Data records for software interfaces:
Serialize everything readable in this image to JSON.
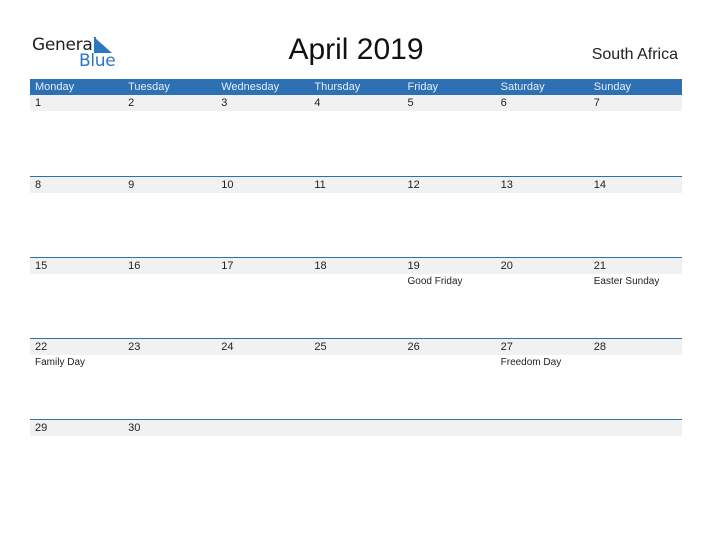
{
  "logo": {
    "text_general": "General",
    "text_blue": "Blue",
    "brand_color": "#2a77c2"
  },
  "header": {
    "title": "April 2019",
    "country": "South Africa"
  },
  "colors": {
    "header_bg": "#2e70b4",
    "number_bar_bg": "#f1f1f1"
  },
  "weekdays": [
    "Monday",
    "Tuesday",
    "Wednesday",
    "Thursday",
    "Friday",
    "Saturday",
    "Sunday"
  ],
  "weeks": [
    [
      {
        "day": "1",
        "holiday": ""
      },
      {
        "day": "2",
        "holiday": ""
      },
      {
        "day": "3",
        "holiday": ""
      },
      {
        "day": "4",
        "holiday": ""
      },
      {
        "day": "5",
        "holiday": ""
      },
      {
        "day": "6",
        "holiday": ""
      },
      {
        "day": "7",
        "holiday": ""
      }
    ],
    [
      {
        "day": "8",
        "holiday": ""
      },
      {
        "day": "9",
        "holiday": ""
      },
      {
        "day": "10",
        "holiday": ""
      },
      {
        "day": "11",
        "holiday": ""
      },
      {
        "day": "12",
        "holiday": ""
      },
      {
        "day": "13",
        "holiday": ""
      },
      {
        "day": "14",
        "holiday": ""
      }
    ],
    [
      {
        "day": "15",
        "holiday": ""
      },
      {
        "day": "16",
        "holiday": ""
      },
      {
        "day": "17",
        "holiday": ""
      },
      {
        "day": "18",
        "holiday": ""
      },
      {
        "day": "19",
        "holiday": "Good Friday"
      },
      {
        "day": "20",
        "holiday": ""
      },
      {
        "day": "21",
        "holiday": "Easter Sunday"
      }
    ],
    [
      {
        "day": "22",
        "holiday": "Family Day"
      },
      {
        "day": "23",
        "holiday": ""
      },
      {
        "day": "24",
        "holiday": ""
      },
      {
        "day": "25",
        "holiday": ""
      },
      {
        "day": "26",
        "holiday": ""
      },
      {
        "day": "27",
        "holiday": "Freedom Day"
      },
      {
        "day": "28",
        "holiday": ""
      }
    ],
    [
      {
        "day": "29",
        "holiday": ""
      },
      {
        "day": "30",
        "holiday": ""
      },
      {
        "day": "",
        "holiday": ""
      },
      {
        "day": "",
        "holiday": ""
      },
      {
        "day": "",
        "holiday": ""
      },
      {
        "day": "",
        "holiday": ""
      },
      {
        "day": "",
        "holiday": ""
      }
    ]
  ]
}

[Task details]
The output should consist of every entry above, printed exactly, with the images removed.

[Solution for this task]
Serialize everything readable in this image to JSON.
{
  "logo": {
    "text_general": "General",
    "text_blue": "Blue",
    "brand_color": "#2a77c2"
  },
  "header": {
    "title": "April 2019",
    "country": "South Africa"
  },
  "colors": {
    "header_bg": "#2e70b4",
    "number_bar_bg": "#f1f1f1"
  },
  "weekdays": [
    "Monday",
    "Tuesday",
    "Wednesday",
    "Thursday",
    "Friday",
    "Saturday",
    "Sunday"
  ],
  "weeks": [
    [
      {
        "day": "1",
        "holiday": ""
      },
      {
        "day": "2",
        "holiday": ""
      },
      {
        "day": "3",
        "holiday": ""
      },
      {
        "day": "4",
        "holiday": ""
      },
      {
        "day": "5",
        "holiday": ""
      },
      {
        "day": "6",
        "holiday": ""
      },
      {
        "day": "7",
        "holiday": ""
      }
    ],
    [
      {
        "day": "8",
        "holiday": ""
      },
      {
        "day": "9",
        "holiday": ""
      },
      {
        "day": "10",
        "holiday": ""
      },
      {
        "day": "11",
        "holiday": ""
      },
      {
        "day": "12",
        "holiday": ""
      },
      {
        "day": "13",
        "holiday": ""
      },
      {
        "day": "14",
        "holiday": ""
      }
    ],
    [
      {
        "day": "15",
        "holiday": ""
      },
      {
        "day": "16",
        "holiday": ""
      },
      {
        "day": "17",
        "holiday": ""
      },
      {
        "day": "18",
        "holiday": ""
      },
      {
        "day": "19",
        "holiday": "Good Friday"
      },
      {
        "day": "20",
        "holiday": ""
      },
      {
        "day": "21",
        "holiday": "Easter Sunday"
      }
    ],
    [
      {
        "day": "22",
        "holiday": "Family Day"
      },
      {
        "day": "23",
        "holiday": ""
      },
      {
        "day": "24",
        "holiday": ""
      },
      {
        "day": "25",
        "holiday": ""
      },
      {
        "day": "26",
        "holiday": ""
      },
      {
        "day": "27",
        "holiday": "Freedom Day"
      },
      {
        "day": "28",
        "holiday": ""
      }
    ],
    [
      {
        "day": "29",
        "holiday": ""
      },
      {
        "day": "30",
        "holiday": ""
      },
      {
        "day": "",
        "holiday": ""
      },
      {
        "day": "",
        "holiday": ""
      },
      {
        "day": "",
        "holiday": ""
      },
      {
        "day": "",
        "holiday": ""
      },
      {
        "day": "",
        "holiday": ""
      }
    ]
  ]
}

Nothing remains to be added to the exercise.